Page and application data records:
▬▬▬
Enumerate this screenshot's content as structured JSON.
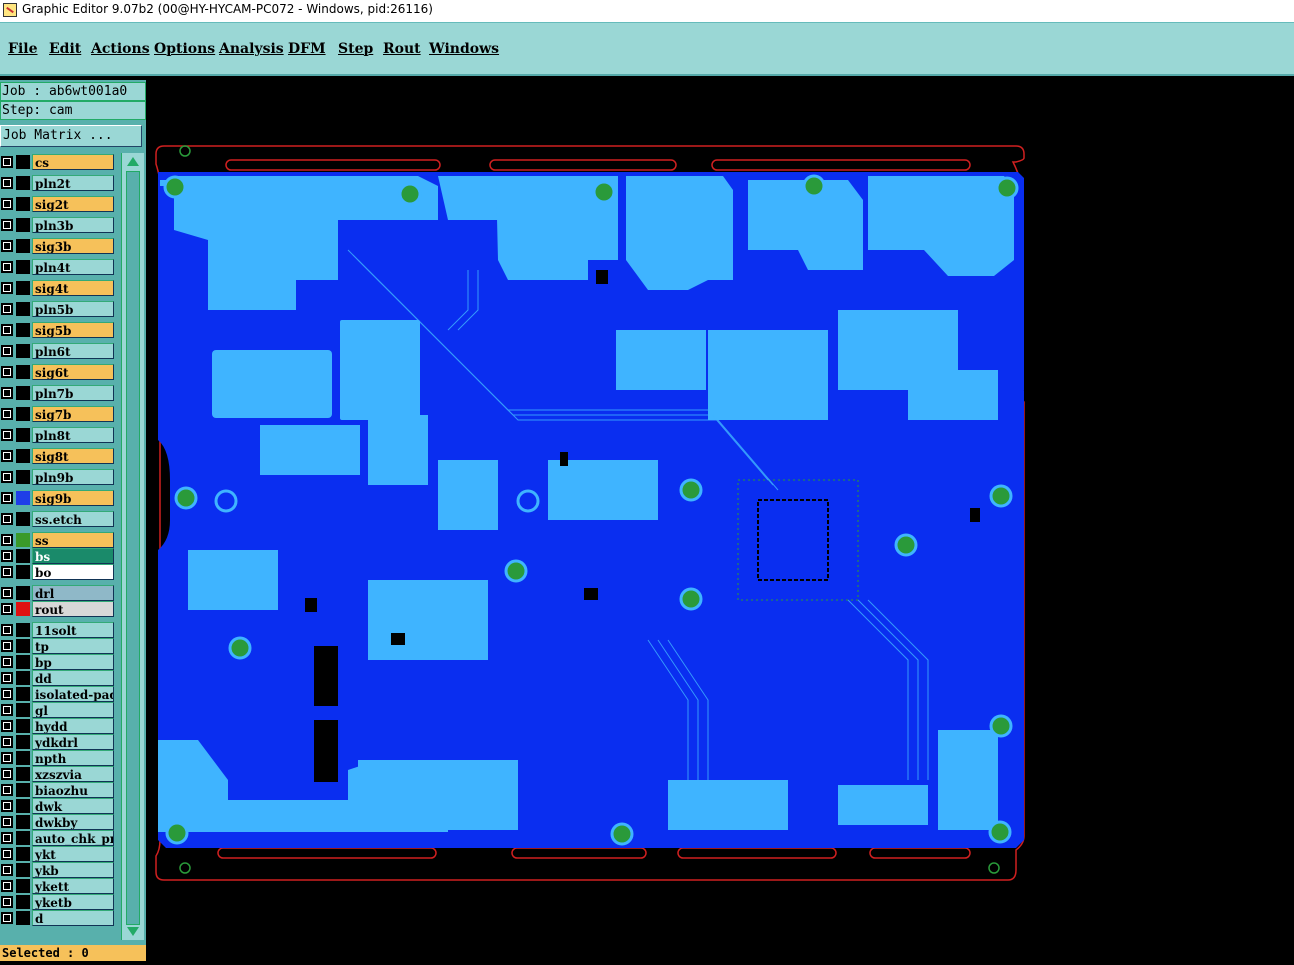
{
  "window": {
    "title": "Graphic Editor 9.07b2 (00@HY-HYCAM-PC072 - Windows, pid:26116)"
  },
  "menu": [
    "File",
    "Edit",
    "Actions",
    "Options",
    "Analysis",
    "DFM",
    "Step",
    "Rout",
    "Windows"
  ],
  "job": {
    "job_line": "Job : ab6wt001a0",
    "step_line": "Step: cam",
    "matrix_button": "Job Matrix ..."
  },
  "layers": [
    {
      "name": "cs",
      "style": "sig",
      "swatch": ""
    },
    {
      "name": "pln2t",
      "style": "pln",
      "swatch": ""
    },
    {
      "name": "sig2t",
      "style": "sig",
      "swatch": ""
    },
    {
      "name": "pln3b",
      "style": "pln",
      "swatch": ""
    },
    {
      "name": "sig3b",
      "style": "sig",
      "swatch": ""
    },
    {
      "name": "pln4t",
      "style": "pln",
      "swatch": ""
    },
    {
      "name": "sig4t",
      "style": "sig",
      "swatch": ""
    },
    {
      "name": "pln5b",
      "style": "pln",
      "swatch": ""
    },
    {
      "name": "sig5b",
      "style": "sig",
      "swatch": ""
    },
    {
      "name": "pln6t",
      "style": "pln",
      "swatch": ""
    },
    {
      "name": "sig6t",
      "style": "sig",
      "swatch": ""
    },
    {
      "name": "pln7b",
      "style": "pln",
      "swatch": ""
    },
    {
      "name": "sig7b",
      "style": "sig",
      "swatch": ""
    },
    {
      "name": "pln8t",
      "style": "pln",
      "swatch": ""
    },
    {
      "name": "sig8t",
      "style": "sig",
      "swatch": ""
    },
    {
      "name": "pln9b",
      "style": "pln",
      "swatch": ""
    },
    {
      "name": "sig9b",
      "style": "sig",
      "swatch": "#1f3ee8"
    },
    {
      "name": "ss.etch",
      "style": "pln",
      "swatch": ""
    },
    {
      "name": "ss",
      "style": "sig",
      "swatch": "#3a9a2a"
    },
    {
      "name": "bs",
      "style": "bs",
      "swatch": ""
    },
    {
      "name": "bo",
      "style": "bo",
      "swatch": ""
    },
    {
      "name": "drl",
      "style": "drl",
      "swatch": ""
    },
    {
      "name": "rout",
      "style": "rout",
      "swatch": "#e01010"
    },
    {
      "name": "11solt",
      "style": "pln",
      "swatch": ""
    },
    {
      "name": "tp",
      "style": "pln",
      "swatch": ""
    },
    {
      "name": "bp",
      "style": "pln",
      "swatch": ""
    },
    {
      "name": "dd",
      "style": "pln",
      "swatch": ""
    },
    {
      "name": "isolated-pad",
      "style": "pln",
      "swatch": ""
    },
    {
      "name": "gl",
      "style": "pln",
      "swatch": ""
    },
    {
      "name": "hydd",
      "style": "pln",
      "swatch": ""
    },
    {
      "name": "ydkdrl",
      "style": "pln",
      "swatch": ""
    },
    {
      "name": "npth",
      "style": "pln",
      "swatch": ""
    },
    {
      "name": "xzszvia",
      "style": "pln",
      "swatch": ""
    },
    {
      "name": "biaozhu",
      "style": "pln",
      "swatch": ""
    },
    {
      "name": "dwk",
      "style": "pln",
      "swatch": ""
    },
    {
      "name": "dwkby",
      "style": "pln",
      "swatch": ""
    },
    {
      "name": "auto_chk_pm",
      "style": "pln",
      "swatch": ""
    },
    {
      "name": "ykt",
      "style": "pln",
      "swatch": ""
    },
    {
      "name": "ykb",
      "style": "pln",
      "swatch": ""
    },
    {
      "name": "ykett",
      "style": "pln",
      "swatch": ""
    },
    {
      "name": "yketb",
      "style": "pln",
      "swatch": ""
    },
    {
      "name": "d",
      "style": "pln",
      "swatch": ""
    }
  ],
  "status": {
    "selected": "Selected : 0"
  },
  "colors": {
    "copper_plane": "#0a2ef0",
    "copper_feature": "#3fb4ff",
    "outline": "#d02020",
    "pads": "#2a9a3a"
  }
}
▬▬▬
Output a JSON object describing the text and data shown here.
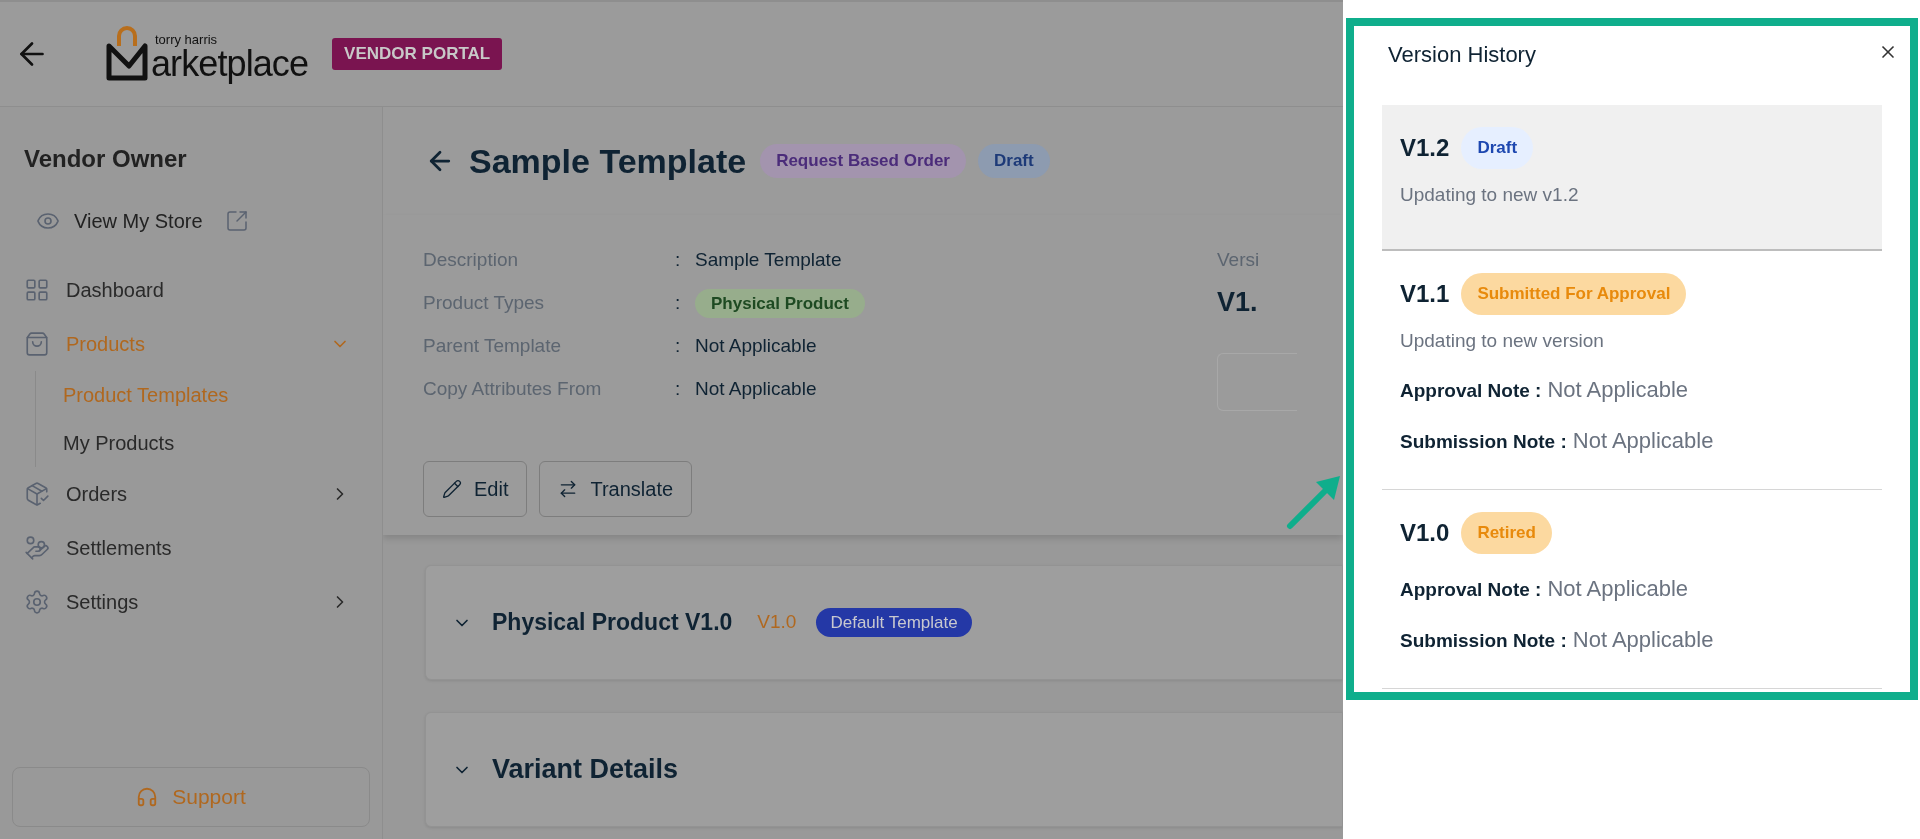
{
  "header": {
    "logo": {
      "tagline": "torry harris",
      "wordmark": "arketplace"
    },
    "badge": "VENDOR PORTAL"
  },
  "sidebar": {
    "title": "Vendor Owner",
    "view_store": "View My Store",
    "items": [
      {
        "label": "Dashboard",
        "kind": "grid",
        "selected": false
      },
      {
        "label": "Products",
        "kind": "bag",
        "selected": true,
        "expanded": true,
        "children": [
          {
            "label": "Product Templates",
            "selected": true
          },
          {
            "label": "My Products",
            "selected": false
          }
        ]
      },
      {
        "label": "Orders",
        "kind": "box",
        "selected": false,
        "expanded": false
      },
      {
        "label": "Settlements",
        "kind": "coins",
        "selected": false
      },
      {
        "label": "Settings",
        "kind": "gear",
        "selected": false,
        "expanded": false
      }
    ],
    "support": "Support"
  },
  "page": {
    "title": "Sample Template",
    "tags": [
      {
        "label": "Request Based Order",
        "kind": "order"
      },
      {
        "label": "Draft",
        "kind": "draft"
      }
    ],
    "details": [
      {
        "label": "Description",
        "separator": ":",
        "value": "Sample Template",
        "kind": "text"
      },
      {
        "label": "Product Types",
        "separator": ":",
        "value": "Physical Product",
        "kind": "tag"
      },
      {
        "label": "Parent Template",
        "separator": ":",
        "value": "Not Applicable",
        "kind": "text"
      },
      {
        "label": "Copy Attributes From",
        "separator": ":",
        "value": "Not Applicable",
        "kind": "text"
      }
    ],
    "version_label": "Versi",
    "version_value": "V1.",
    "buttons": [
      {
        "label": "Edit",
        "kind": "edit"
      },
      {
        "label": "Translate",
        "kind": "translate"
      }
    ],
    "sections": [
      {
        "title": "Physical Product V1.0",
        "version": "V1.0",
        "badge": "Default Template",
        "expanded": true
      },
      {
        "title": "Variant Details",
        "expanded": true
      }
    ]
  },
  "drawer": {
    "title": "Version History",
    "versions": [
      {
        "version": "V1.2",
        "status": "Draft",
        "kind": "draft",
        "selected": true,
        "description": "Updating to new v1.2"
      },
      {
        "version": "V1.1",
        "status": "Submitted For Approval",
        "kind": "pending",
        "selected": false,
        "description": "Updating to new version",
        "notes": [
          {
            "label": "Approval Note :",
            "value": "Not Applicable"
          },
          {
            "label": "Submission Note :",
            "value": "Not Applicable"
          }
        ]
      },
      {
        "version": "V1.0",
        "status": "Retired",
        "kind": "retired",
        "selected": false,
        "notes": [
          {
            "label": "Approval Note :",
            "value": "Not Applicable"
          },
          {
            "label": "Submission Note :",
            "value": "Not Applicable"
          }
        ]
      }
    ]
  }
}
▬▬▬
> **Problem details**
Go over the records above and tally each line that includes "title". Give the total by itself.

> **Problem solution**
6